- The number of people infected with syphilis has increased ninefold since 2017, with 9 cases of syphilis reported in 2017 and 87 in 2022. The highest infection rates are in people aged 25-39 and 15-24. old people.
- Over the past six years, Simcoe-Muskoka has reported between 3 and 15 new human immunodeficiency virus (HIV) infections each year. In 2022, 13 new HIV cases were reported to health departments, with the highest prevalence among people aged 25 to 39 and more men than women. There are now effective HIV treatments that can reduce the viral load in the body to undetectable levels. This prevents the sexual transmission of HIV. This is called U=U or undetectable=untransmittable.
What can be done to slow the STI storm?
Get tested if you are sexually active, especially if you have a new partner. Anyone can get an STD because these infections do not discriminate based on number of sexual partners, age, ethnicity, gender or sexual orientation. STI testing is straightforward, often requiring only a urine sample. Your healthcare provider may also decide to do an oral, genital, or anal swab and/or blood test. Using a barrier, such as a condom or dental dam, during penetrative or oral sex can reduce the risk of contracting sexually transmitted infections. Communicate openly with your partner and teens about sexual health, STDs, testing, and safe sex.
Where can I get tests and sexual health services?
STI testing is available through health care provider offices, walk-in clinics, community health centers, certain community agencies, and Simkow Muskoka District Health Department (SMDHU) Sexual Health Clinics. If you have an Ontario Health Card, you can get a free STD test through your health care provider.
Discuss sexually transmitted infection testing for reasons such as confidentiality concerns, feelings of shame, and fear of being seen or talked about receiving sexual health services or treatment in the community. Some may hesitate. It is important to see a doctor if you have symptoms of an STD, such as abnormal vaginal or penile discharge, discomfort when urinating, pelvic pain, bleeding between periods, rashes or ulcers in the genital area. is.

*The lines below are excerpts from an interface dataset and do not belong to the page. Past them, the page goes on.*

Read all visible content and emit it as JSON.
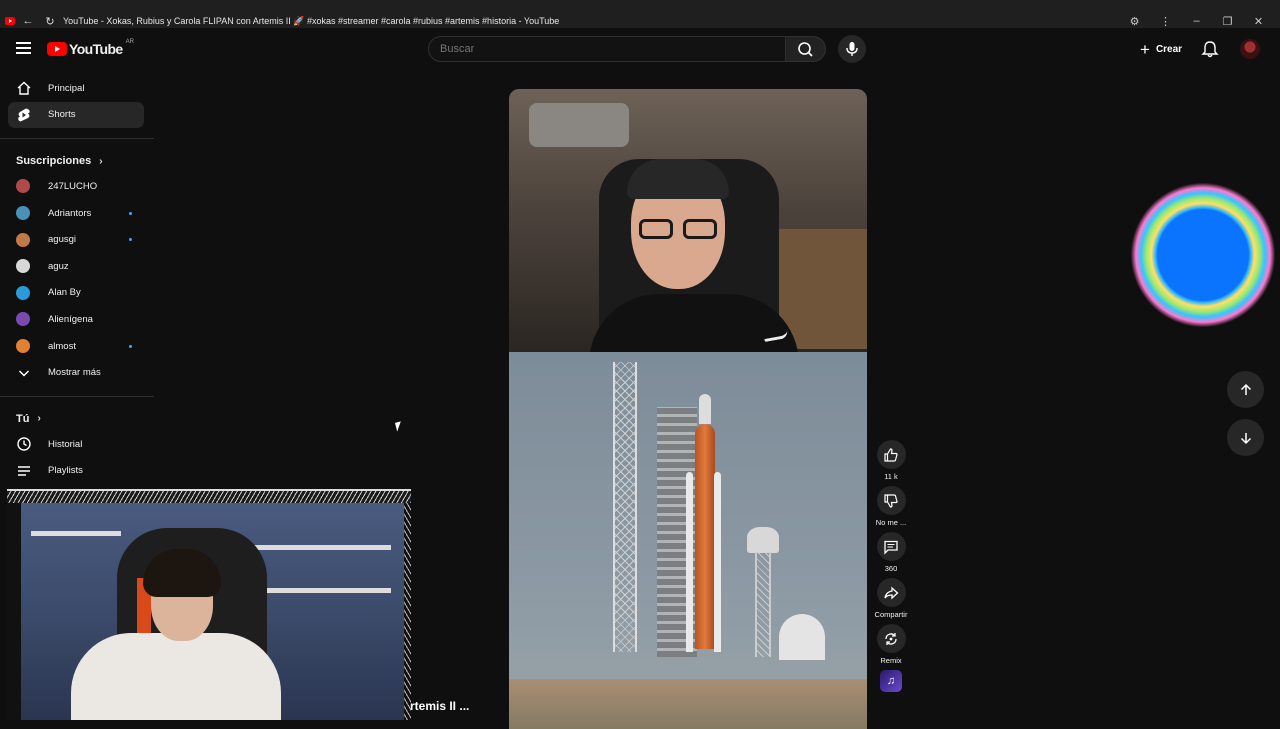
{
  "browser": {
    "tab_title": "YouTube - Xokas, Rubius y Carola FLIPAN con Artemis II 🚀 #xokas #streamer #carola #rubius #artemis #historia - YouTube"
  },
  "masthead": {
    "country": "AR",
    "logo_text": "YouTube",
    "search_placeholder": "Buscar",
    "create_label": "Crear"
  },
  "sidebar": {
    "main": [
      {
        "label": "Principal",
        "icon": "home-icon"
      },
      {
        "label": "Shorts",
        "icon": "shorts-icon",
        "active": true
      }
    ],
    "subscriptions_title": "Suscripciones",
    "subscriptions": [
      {
        "label": "247LUCHO",
        "color": "#b04a4a",
        "new": false
      },
      {
        "label": "Adriantors",
        "color": "#4a90b8",
        "new": true
      },
      {
        "label": "agusgi",
        "color": "#c07a4a",
        "new": true
      },
      {
        "label": "aguz",
        "color": "#d8d8d8",
        "new": false
      },
      {
        "label": "Alan By",
        "color": "#2a9ad8",
        "new": false
      },
      {
        "label": "Alienígena",
        "color": "#7a4ab0",
        "new": false
      },
      {
        "label": "almost",
        "color": "#e08030",
        "new": true
      }
    ],
    "show_more": "Mostrar más",
    "you_title": "Tú",
    "you_items": [
      {
        "label": "Historial",
        "icon": "history-icon"
      },
      {
        "label": "Playlists",
        "icon": "playlists-icon"
      }
    ]
  },
  "short_actions": {
    "like_count": "11 k",
    "dislike_label": "No me ...",
    "comment_count": "360",
    "share_label": "Compartir",
    "remix_label": "Remix"
  },
  "overlay": {
    "caption": "rtemis II ..."
  },
  "colors": {
    "background": "#0f0f0f",
    "accent_red": "#ff0000",
    "new_dot": "#3ea6ff"
  }
}
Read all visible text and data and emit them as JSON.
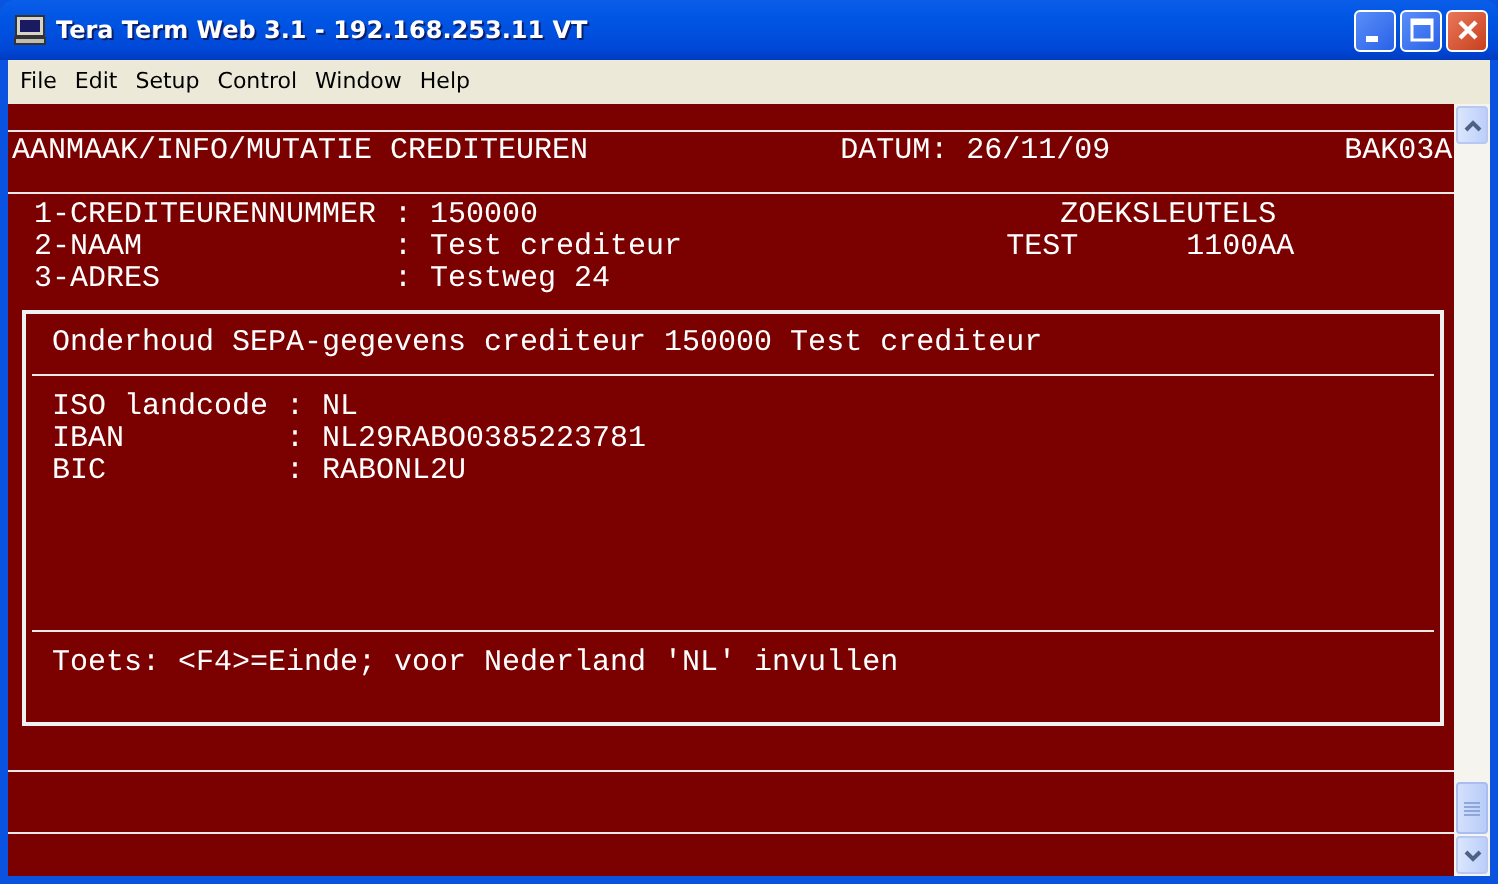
{
  "window": {
    "title": "Tera Term Web 3.1 - 192.168.253.11 VT"
  },
  "menu": [
    "File",
    "Edit",
    "Setup",
    "Control",
    "Window",
    "Help"
  ],
  "terminal": {
    "header": {
      "title": "AANMAAK/INFO/MUTATIE CREDITEUREN",
      "date_label": "DATUM:",
      "date": "26/11/09",
      "code": "BAK03A"
    },
    "fields": [
      {
        "label": "1-CREDITEURENNUMMER",
        "value": ": 150000"
      },
      {
        "label": "2-NAAM",
        "value": ": Test crediteur"
      },
      {
        "label": "3-ADRES",
        "value": ": Testweg 24"
      }
    ],
    "search_keys": {
      "title": "ZOEKSLEUTELS",
      "values": [
        "TEST",
        "1100AA"
      ]
    },
    "dialog": {
      "title": "Onderhoud SEPA-gegevens crediteur 150000 Test crediteur",
      "fields": [
        {
          "label": "ISO landcode",
          "value": ": NL"
        },
        {
          "label": "IBAN",
          "value": ": NL29RABO0385223781"
        },
        {
          "label": "BIC",
          "value": ": RABONL2U"
        }
      ],
      "hint": "Toets: <F4>=Einde; voor Nederland 'NL' invullen"
    }
  }
}
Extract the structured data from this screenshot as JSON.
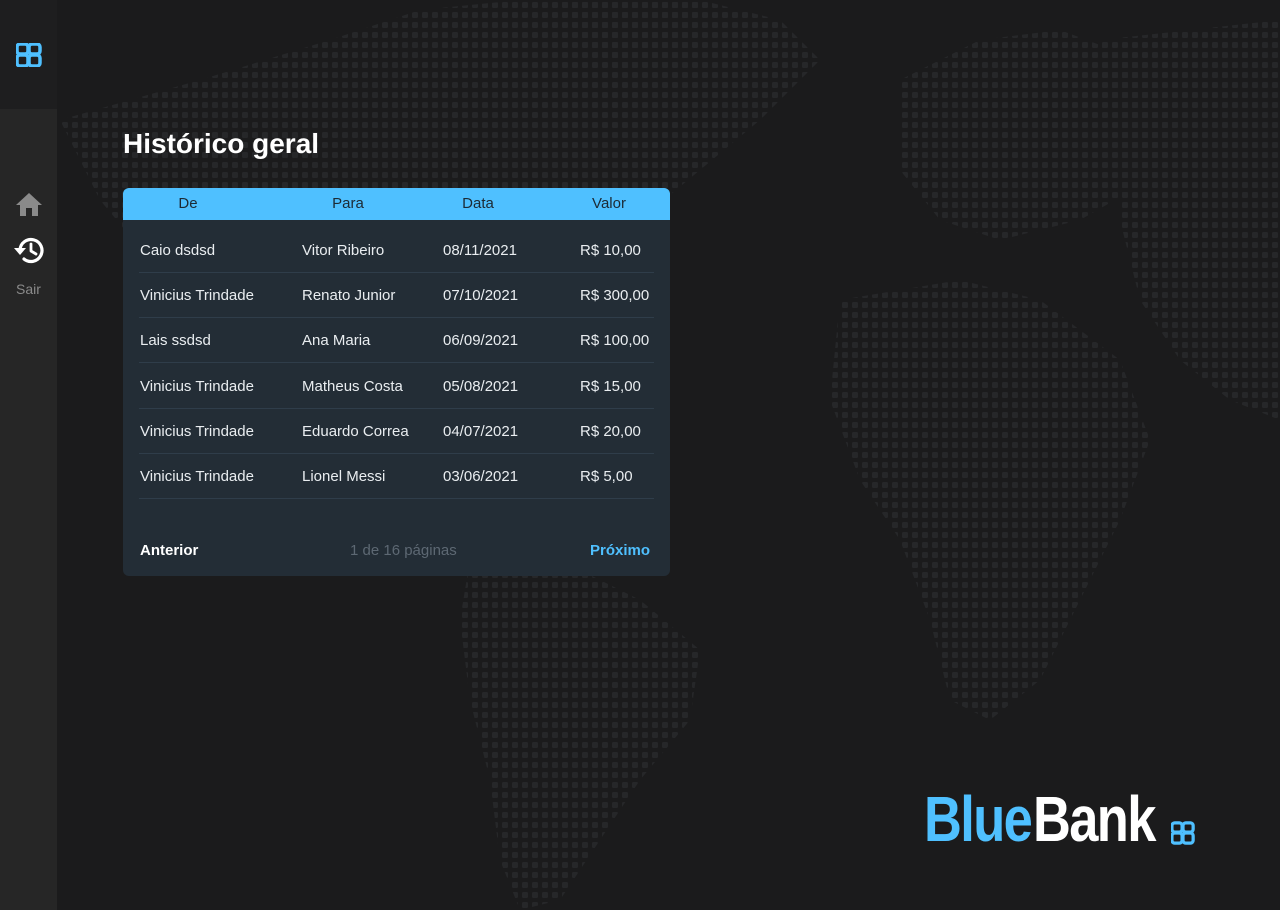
{
  "colors": {
    "accent": "#4fc0ff",
    "background": "#1b1b1c",
    "sidebar": "#262626",
    "card": "#232d36",
    "text": "#e9edf0"
  },
  "sidebar": {
    "logo_icon": "bluebank-logo-icon",
    "items": [
      {
        "icon": "home-icon"
      },
      {
        "icon": "history-icon"
      }
    ],
    "exit_label": "Sair"
  },
  "page": {
    "title": "Histórico geral"
  },
  "table": {
    "columns": [
      "De",
      "Para",
      "Data",
      "Valor"
    ],
    "rows": [
      {
        "from": "Caio dsdsd",
        "to": "Vitor Ribeiro",
        "date": "08/11/2021",
        "value": "R$ 10,00"
      },
      {
        "from": "Vinicius Trindade",
        "to": "Renato Junior",
        "date": "07/10/2021",
        "value": "R$ 300,00"
      },
      {
        "from": "Lais ssdsd",
        "to": "Ana Maria",
        "date": "06/09/2021",
        "value": "R$ 100,00"
      },
      {
        "from": "Vinicius Trindade",
        "to": "Matheus Costa",
        "date": "05/08/2021",
        "value": "R$ 15,00"
      },
      {
        "from": "Vinicius Trindade",
        "to": "Eduardo Correa",
        "date": "04/07/2021",
        "value": "R$ 20,00"
      },
      {
        "from": "Vinicius Trindade",
        "to": "Lionel Messi",
        "date": "03/06/2021",
        "value": "R$ 5,00"
      }
    ]
  },
  "pagination": {
    "prev_label": "Anterior",
    "info": "1 de 16 páginas",
    "next_label": "Próximo"
  },
  "brand": {
    "name_part1": "Blue",
    "name_part2": "Bank"
  }
}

SMDHU’s sexual health clinics in Barry, Midland, Orillia, Collingwood, Cookstown, Gravenhurst and Huntsville all offer complete sexual health services, including STD testing. Testing at SMDHU is free for everyone, including those without health cards, and all services are confidential. The SMDHU Sexual Health Clinic also allows him to undergo an STI test anonymously. The health department also provides free STD treatment for people who test positive for bacterial STDs such as chlamydia, gonorrhea and syphilis. Local health care providers and walk-in clinics can also address concerns about sexually transmitted infections and offer testing. Customers in need of treatment can also order free STD medicine from SMDHU.
How do I book an STI test appointment with SMDHU?
You can also make an appointment for a sexual health clinic yourself at smdhu.inputhealth.com or call Health Connection 705-721-7520 or toll-free at 1-877-721-7520 between 8:30 a.m. and 4:30 p.m. on weekdays. You can also call , make a reservation. All of our sexual health services are confidential, nonjudgmental, LGBTQ2+ friendly, and have nurses who are easy to talk to.
Dr. Colin Lee is an associate medical officer for health at the Simcoe-Muskoka District Health Department. For more information on sexual health and other public health topics, visit smdhu.org.